In mid-1981 the U.S. Centers for Disease Control noticed a set of medical curiosities: an alert from Los Angeles that five previously healthy young men had come down with a rare, fatal lung infection; almost simultaneously, a dermatologist in New York saying that he had seen a cluster of unusually aggressive cases of Kaposi’s sarcoma, an obscure skin cancer. These seemingly unconnected occurrences had two things in common. First, all of the victims were sexually active gay men. Second, their maladies pointed to a catastrophically compromised immune system.

About a month after those reports, a San Francisco weekly wrote that something it called “gay men’s pneumonia” was going around. By September 1982, there was a medical name for it: acquired immunodeficiency syndrome, or AIDS. The following May, scientists identified the retrovirus that was causing it: human immunodeficiency virus. HIV. It would take longer before it became clear who was at risk, how far the disease could spread, or what needed to be done to stop it.

“At first, we thought it was gay men, and then it was intravenous drug users, and then that it was Haitians—which was a mistake,” said Anthony Fauci, who was a senior investigator at the National Institute of Allergy and Infectious Diseases (NIAID) until he became its director in 1984. As the number of cases mounted, Fauci submitted an editorial to The New England Journal of Medicine in which he warned against assuming that AIDS would stay confined to the populations in which it had first appeared. But at that point, not even scientists were ready to accept how ominous the signs were. Fauci’s article was rejected because a reviewer for the medical field’s most prestigious publication deemed it to be too alarmist. It subsequently appeared in the June 1, 1982, issue of the Annals of Internal Medicine.

Nor was the story of dying gay men getting much traction in the mainstream media. Though more than half of those stricken were residents of New York City, The New York Times wrote only three stories about AIDS in 1981 and three more in 1982—all of which went on the inside pages.

The Reagan administration responded with massive budget cuts to public-health agencies, including the Centers for Disease Control. The National Institutes of Health (NIH), the nation’s main backer of biomedical research, was also struggling with a funding squeeze.

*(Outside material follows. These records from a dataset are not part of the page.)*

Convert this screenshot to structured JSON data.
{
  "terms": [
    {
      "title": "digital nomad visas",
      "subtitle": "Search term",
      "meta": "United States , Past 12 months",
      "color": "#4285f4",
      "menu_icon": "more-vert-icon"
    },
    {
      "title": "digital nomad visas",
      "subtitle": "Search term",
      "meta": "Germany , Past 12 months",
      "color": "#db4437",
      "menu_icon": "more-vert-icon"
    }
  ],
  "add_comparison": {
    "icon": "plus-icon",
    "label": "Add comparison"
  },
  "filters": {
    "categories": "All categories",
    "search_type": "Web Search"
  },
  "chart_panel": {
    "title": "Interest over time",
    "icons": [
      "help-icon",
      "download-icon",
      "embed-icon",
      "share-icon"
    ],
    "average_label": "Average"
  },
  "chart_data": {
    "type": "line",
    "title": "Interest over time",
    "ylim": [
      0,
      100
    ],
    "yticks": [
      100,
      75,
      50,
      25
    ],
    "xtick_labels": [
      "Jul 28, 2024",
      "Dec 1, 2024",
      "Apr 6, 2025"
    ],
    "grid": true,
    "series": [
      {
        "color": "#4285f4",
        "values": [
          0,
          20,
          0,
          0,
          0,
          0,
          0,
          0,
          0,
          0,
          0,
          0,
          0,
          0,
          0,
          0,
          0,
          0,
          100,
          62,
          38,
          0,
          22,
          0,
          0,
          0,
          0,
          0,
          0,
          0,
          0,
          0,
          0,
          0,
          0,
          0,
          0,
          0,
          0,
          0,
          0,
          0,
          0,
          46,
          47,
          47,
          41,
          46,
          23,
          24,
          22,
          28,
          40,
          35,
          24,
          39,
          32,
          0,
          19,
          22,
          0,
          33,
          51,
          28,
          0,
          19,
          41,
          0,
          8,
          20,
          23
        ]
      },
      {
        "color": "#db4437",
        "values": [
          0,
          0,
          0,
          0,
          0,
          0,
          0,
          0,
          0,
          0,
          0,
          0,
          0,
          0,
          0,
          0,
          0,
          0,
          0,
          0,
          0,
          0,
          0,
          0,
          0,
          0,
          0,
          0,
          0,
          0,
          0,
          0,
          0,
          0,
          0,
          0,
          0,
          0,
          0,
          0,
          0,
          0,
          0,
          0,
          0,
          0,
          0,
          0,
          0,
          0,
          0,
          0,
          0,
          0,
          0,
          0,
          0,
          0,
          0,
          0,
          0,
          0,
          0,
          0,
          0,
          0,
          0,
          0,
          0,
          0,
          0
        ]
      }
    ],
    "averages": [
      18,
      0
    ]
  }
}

The president of the United States did not so much as publicly utter the name of the disease until September 1985. Even then, it was only because a reporter brought it up at a news conference. Not until the spring of 1987 did Reagan give a major speech about AIDS. By that time, the disease had already struck 36,058 Americans, of whom 20,849 had died.

The Reagan administration’s unwillingness to recognize and confront the AIDS epidemic has gone down in history as one of the deepest and most enduring scars on its legacy. What wasn’t known at the time was that, as the death toll mounted, a pitched battle ensued within the Reagan White House—and within the Reagan family—as First Lady Nancy Reagan and her son, Ron, tried to shake the president out of his complacency. It was a battle that pitted the two of them and a handful of allies against his hard-right advisers, who believed that AIDS should be dealt with as a moral and religious challenge, rather than a health crisis.